Organized by the Global Network of Women Peacebuilders (GNWP), in partnership with 1325 Action Group – Nepal, the Ministry of Peace and Reconstruction of Nepal, with support from UN Women, the Conference brought together lead implementers of National Action Plans (NAPs) on UNSCR 1325 and Localization practitioners from governments and civil society from 17 countries. Representatives from the UN Women Headquarters in New York and UN Women Country Offices in Nepal and Ukraine also attended the Conference.
In her opening remarks, Ms. Bandana Rana, Coordinator of 1325 Action Group, Board Chair of GNWP and CEDAW Committee Member, described the Conference as an “exemplary illustration of the cooperation between the local, national and international partners.”

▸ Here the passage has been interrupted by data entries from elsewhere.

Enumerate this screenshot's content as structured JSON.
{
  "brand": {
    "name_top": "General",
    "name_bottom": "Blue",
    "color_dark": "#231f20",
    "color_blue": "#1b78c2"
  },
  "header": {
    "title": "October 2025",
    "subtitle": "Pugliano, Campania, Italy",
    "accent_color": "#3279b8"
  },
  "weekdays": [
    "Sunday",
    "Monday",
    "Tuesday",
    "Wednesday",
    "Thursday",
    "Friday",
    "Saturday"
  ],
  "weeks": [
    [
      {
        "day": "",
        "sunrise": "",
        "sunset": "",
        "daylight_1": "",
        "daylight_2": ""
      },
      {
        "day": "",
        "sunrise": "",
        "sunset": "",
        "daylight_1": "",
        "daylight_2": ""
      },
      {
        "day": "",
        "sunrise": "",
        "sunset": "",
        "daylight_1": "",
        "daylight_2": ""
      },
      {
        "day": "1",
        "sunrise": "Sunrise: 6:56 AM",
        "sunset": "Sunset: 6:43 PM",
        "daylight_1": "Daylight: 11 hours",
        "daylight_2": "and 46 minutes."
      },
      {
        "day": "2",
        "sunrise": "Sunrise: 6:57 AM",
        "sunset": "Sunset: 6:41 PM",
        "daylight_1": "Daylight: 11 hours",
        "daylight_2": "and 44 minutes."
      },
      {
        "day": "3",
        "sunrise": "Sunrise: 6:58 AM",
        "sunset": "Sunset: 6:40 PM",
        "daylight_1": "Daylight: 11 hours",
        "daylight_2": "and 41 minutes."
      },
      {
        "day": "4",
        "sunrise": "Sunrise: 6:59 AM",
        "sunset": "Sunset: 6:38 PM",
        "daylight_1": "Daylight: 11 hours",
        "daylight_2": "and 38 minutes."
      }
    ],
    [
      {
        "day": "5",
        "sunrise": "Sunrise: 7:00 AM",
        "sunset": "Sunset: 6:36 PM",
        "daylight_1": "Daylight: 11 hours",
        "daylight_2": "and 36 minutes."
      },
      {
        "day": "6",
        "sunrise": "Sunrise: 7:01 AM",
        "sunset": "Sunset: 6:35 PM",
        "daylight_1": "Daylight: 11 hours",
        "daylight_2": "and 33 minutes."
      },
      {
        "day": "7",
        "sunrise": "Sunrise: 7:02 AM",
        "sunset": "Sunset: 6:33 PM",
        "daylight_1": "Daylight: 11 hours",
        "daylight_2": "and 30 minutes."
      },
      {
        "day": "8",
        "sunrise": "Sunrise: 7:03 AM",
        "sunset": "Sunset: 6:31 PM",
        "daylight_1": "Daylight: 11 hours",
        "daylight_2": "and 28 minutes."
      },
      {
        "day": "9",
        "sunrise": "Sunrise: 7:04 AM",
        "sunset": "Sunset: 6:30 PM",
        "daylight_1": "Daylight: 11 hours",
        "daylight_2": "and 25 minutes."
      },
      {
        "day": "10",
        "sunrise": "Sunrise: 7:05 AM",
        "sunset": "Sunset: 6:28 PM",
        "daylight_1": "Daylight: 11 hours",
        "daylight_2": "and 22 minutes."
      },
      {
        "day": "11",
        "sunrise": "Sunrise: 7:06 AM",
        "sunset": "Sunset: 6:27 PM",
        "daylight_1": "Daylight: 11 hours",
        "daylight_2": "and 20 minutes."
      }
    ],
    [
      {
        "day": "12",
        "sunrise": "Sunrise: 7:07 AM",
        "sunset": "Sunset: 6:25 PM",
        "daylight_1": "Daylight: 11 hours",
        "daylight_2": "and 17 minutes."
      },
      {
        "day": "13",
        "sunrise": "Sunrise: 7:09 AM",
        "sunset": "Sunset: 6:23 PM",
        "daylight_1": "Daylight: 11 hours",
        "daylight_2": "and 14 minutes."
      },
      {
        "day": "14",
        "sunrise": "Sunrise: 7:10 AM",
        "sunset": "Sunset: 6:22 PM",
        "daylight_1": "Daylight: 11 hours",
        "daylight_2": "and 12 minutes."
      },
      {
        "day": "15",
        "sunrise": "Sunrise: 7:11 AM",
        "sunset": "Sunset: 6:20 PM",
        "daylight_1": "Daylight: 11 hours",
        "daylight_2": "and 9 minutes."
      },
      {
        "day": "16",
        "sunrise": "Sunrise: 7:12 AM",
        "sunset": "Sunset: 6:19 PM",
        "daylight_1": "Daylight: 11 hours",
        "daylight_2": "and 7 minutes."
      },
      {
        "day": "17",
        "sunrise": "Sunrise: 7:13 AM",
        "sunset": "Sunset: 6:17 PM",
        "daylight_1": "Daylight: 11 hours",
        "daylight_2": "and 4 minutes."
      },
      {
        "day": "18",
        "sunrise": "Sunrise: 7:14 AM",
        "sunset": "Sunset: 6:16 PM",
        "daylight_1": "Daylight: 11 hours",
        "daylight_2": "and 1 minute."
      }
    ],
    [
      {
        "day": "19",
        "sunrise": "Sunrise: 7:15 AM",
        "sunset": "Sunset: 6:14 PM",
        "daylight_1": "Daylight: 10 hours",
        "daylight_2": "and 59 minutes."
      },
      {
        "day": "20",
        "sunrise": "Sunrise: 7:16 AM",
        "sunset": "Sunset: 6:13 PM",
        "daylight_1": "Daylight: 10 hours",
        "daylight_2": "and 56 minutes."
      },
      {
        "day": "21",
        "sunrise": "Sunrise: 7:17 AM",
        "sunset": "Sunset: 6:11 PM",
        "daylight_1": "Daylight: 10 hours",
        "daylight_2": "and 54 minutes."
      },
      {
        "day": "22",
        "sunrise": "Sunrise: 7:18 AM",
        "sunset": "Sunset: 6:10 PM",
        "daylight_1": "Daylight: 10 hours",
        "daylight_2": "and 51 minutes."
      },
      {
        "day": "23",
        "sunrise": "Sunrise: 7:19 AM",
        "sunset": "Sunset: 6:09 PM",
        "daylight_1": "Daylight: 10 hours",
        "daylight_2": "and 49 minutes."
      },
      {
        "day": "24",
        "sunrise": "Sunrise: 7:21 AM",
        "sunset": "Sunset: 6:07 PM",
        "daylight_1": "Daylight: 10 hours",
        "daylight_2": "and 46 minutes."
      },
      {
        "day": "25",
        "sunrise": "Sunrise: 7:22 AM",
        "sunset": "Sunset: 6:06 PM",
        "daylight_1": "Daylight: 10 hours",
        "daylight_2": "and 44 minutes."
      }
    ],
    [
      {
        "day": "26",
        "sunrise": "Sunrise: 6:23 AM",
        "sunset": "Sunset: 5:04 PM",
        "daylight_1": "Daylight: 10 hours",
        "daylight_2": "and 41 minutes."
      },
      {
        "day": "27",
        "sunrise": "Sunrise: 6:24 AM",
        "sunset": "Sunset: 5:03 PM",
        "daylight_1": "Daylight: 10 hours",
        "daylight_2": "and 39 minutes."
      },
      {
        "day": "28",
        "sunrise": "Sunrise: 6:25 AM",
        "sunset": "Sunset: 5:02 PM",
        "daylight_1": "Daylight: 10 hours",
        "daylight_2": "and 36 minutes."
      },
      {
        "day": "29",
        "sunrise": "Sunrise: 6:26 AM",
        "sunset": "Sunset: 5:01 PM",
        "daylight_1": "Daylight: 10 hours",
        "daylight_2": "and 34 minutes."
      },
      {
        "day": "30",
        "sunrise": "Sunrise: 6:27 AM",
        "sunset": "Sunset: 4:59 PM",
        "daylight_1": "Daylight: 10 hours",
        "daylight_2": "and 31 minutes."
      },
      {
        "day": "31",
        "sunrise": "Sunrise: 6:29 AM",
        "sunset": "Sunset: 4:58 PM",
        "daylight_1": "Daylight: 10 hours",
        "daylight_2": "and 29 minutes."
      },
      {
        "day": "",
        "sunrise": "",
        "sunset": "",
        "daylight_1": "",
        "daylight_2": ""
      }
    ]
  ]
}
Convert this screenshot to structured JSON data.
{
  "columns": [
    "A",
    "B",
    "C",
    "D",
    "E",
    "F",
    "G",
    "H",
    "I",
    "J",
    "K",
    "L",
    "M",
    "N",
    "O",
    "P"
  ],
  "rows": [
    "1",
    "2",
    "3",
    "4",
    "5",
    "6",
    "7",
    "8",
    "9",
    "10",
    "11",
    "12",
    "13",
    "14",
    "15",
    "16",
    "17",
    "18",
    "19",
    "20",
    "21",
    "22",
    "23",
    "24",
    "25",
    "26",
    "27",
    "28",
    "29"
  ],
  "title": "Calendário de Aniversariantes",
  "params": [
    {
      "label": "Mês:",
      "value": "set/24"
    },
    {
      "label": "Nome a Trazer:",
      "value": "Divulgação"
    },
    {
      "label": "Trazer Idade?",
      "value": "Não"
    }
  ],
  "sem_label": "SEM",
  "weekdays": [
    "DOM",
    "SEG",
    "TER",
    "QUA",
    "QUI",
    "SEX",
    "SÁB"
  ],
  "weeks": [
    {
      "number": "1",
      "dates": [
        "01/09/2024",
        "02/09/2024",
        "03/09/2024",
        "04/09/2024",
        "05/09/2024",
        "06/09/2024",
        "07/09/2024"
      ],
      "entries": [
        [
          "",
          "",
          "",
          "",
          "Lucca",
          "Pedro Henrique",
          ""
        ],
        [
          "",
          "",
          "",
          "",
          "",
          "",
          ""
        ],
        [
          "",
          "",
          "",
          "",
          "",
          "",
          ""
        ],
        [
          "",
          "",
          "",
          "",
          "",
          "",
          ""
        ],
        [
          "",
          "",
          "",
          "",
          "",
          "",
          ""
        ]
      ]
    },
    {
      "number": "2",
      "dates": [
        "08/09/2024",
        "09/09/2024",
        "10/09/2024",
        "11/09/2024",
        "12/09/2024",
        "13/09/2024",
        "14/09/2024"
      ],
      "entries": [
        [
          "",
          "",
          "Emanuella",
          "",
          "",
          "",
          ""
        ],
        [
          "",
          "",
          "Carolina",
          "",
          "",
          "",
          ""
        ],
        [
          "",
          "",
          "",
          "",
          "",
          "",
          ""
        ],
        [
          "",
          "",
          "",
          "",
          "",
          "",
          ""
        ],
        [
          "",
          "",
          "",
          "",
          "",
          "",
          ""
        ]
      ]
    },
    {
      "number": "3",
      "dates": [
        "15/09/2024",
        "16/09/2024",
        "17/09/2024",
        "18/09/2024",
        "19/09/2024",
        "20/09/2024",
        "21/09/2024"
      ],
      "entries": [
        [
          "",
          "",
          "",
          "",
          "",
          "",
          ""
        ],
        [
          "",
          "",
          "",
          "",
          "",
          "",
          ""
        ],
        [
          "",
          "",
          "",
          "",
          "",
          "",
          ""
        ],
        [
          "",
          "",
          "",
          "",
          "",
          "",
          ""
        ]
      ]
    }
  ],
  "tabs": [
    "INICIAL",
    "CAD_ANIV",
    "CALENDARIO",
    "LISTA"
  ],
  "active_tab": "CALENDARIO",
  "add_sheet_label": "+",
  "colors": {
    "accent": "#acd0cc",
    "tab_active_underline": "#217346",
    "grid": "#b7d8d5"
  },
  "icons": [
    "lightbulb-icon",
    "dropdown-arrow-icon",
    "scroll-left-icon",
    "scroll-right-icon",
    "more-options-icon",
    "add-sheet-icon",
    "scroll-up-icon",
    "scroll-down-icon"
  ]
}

The Conference enabled participants to share outcomes and impacts of the Localization strategy in their countries, and to discuss Localization’s application to other political and peace processes such as the prevention of violent extremism and community-based conflict prevention; mediation, de-stigmatization of sexual violence; and the work towards the attainment of the Sustainable Development Goals. The Conference participants also discussed the challenges in implementing the Localization strategy, including limited funding and difficulty in ensuring continuity and institutional memory, especially given the frequent turnover of local officials. Changes in leadership at the national level following elections or cabinet re-shuffling was also cited as an obstacle to the sustainability of the Localization strategy and overall implementation of NAPs.
A key output of the Conference was the validation and endorsement of the draft Localization Toolkit, currently being developed by GNWP. The Toolkit aims to encourage and support stakeholders around the world to implement the Localization of 1325. The participants reviewed the Toolkit and provided invaluable feedback and inputs, which will help shape and strengthen not only the Localization Toolkit, but the overall implementation of the WPS resolutions.
The Localization of UNSCR 1325, pioneered by GNWP, is a people-based, bottom-up strategy that is based on the premise that local ownership and participation leads to more effective policy making and policy implementation. It convenes governors, mayors, councillors, community leaders, paramount chiefs, indigenous leaders and traditional leaders, religious leaders, women leaders, youth leaders, teachers, the security sector and all other key local actors — to formulate local action plans (LAPs), local legislation, and integrate UNSCR 1325 and the supporting WPS resolutions into community development plans. In the past six years, GNWP has facilitated the localization of the WPS resolutions in various countries including Armenia, Burundi, Colombia, the Democratic Republic of the Congo, Georgia, Kenya, Nepal, Liberia, the Philippines, Sierra Leone, Serbia, South Sudan and Uganda. The Localization strategy and its outcomes have also been cited by the UN Secretary-General in his reports to the Security Council and highlighted by the 2015 Global Study on UNSCR 1325.
The Conference was an excellent opportunity to strengthen commitments and inspire partners from around the world to continue their important work on Localizing UNCR 1325. The rich discussions, feedback and validation and endorsement of the Toolkit, as well as the concrete commitments made by all participants contributed to making it an important step towards making Localization a standard practice for all countries!
“If we do not make a positive difference in the lives of women in communities affected by violent conflicts, we are failing the promise of Resolution 1325,” said Mavic Cabrera-Balleza, GNWP’S CEO in an interview after the Conference.